TODAY is the 50th Anniversary of the beloved classic Where the Wild Things Are by Maurice Sendak. First published in 1963, it has sold more than 16 million copies worldwide.
The New York Times obituary for Maurice Sendak calls Where the Wild Things Are “simultaneously genre-breaking and career-making,” describing Sendak as being “…widely considered the most important children’s book artist of the 20th century, who wrenched the picture book out of the safe, sanitized world of the nursery and plunged it into the dark, terrifying and hauntingly beautiful recesses of the human psyche.”
One of the most talked about interviews we’ve ever done was with Maurice Sendak in 2011 shortly before he died. Sendak reflects on love, loss, and celebrating life:
I have nothing now but praise for my life. I’m not unhappy. I cry a lot because I miss people. They die and I can’t stop them. They leave me and I love them more. … What I dread is the isolation. … There are so many beautiful things in the world which I will have to leave when I die, but I’m ready, I’m ready, I’m ready.
this cat gives better high fives than most humans
Holy shit, Tom Snyder wrote a Cracked article!
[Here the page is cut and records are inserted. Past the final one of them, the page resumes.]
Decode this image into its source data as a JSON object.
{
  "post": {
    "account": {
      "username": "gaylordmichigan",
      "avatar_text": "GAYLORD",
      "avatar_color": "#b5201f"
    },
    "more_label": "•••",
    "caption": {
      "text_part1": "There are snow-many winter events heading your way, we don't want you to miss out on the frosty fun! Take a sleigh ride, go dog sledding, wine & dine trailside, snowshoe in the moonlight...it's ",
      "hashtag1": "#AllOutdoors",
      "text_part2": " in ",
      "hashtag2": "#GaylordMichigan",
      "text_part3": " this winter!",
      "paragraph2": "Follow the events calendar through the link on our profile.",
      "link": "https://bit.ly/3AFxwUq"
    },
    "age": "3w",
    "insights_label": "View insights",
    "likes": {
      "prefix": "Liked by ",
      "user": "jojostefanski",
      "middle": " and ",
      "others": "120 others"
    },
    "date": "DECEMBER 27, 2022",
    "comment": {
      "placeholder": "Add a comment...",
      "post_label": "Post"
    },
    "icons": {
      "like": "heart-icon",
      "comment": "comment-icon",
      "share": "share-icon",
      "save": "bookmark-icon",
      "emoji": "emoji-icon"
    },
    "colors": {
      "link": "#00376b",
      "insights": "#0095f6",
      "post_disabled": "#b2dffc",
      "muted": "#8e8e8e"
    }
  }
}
In 1992, I was walking home from Chili’s Restaurant in Harvard Square (visit their newly designed website at chilis.com), and I caught myself thinking, “How can I revitalize the ossified world of animation?” …I decided to list my strengths. One, I could program virtually any computer running DOS. Two, I had inherited a rather severe case of familial essential tremor. And three, I am almost completely colorblind. … Within minutes I had created an algorithm that would Squiggle (trademark pending) any line drawing. I would not need to hire an animator. Ever. I had changed everything.